Gay Tanzanians remain fearful despite government denouncing LGBT+ crackdown

NAIROBI (Thomson Reuters Foundation) - LGBT+ people in Tanzania on Monday welcomed a move by the government distancing itself from a planned crackdown on sexual minorities in the city of Dar es Salaam, but said it did not go far enough - with many still fearful of attack or arrest.

Tanzania’s foreign ministry said on Sunday a plan by the city’s administrative chief Paul Makonda to set up a committee to identify and arrest homosexual people did not represent the national government’s position.

But LGBT+ people in the port city told the Thomson Reuters Foundation the government was late in speaking out, and had stopped short of condemning Makonda’s public call to report gay people - fuelling homophobia in the country.

“Where was the government for all these days when Paul Makonda was calling on (the) public to report the names of suspected gays to be rounded up?” said one gay man, who declined to be named, via Whatsapp messages from Dar es Salaam.

“People are still scared and we are keeping a low profile. We remain on edge and are waiting to see if any arrests will happen as they were expect to start from this week.”

Gay sex is illegal in Tanzania and punishable by up to 30 years in jail.

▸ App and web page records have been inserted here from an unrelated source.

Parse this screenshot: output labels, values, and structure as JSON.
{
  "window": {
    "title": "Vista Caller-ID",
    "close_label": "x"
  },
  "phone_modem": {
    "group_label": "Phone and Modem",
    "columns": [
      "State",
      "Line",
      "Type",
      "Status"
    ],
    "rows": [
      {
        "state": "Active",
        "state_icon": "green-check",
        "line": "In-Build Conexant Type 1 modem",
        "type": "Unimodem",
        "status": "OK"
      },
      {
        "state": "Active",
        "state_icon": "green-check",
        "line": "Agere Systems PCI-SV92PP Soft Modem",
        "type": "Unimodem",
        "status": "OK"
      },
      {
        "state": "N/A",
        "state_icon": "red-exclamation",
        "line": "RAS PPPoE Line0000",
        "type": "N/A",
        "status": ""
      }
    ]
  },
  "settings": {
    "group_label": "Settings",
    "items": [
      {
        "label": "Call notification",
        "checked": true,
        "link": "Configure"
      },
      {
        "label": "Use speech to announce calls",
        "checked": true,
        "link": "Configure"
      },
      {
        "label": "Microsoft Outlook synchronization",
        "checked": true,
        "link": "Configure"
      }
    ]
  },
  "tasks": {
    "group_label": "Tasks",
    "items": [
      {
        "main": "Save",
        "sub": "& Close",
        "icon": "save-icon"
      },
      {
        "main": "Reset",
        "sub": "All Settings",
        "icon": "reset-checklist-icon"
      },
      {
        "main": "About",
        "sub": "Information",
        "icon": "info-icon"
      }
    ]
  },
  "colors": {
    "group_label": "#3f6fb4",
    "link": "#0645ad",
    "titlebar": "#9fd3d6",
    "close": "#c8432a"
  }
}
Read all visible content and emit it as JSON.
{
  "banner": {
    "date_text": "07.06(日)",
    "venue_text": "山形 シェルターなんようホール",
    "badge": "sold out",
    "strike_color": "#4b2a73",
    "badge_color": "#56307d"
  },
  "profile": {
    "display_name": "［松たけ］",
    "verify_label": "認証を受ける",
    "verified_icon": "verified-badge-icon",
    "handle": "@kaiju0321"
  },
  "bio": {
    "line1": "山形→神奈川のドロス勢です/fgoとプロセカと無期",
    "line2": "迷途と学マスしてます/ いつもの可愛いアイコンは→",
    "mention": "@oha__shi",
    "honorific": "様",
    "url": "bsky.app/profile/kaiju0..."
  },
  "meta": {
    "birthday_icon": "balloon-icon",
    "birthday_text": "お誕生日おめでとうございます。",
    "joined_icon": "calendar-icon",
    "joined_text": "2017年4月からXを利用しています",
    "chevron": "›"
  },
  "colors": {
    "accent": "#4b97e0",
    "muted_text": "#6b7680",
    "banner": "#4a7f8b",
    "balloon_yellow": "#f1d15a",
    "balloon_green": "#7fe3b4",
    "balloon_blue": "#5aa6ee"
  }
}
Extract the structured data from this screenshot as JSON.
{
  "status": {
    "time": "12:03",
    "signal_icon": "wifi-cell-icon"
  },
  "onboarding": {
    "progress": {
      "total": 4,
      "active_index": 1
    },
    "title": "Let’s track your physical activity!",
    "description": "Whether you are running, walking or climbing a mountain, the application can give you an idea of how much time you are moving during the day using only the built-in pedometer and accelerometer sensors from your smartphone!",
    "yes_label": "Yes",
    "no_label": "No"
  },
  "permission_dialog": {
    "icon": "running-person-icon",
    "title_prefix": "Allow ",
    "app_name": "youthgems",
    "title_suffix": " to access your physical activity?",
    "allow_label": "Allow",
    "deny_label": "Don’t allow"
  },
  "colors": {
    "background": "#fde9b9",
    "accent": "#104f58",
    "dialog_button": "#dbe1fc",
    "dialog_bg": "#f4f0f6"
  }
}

The law is rarely enforced, but activists say homophobia and attacks and arrests on sexual minorities have risen since President John Magufuli’s election in 2015.

Makonda’s planned anti-gay campaign has prompted the European Union to recall its envoy in Tanzania as it reviews relations with the east African nation.

The United States has warned its citizens to be cautious and “remove or protect images and language that may run afoul of Tanzanian laws regarding homosexual practices and explicit sexual activity”.

The United Nations, as well as LGBT+ campaigners, urged the Tanzanian government to do more and also punish those guilty of targeting sexual minorities.

“We welcome the statement by the government. However, we understand that LGBT individuals in Tanzania remain fearful,” said Ravina Shamdasani, spokesperson for the UN’s human rights office in a statement to the Thomson Reuters Foundation.

“We call on the authorities to take concrete action to ensure the safety and protection of LGBT people, and to hold accountable those who carry out acts of discrimination, harassment, violence against them.”

LGBT+ people said they had gone into hiding after Makonda’s statement last week - some had either stayed in their homes during the day for fear of being pointing out by their neighbors, while others had left to seek refuge elsewhere.

“We aren’t safe here at all,” said David, 24, who did not want to give his full name, by phone from Dar es Salaam. “We need guarantees that no one is going to come after us.”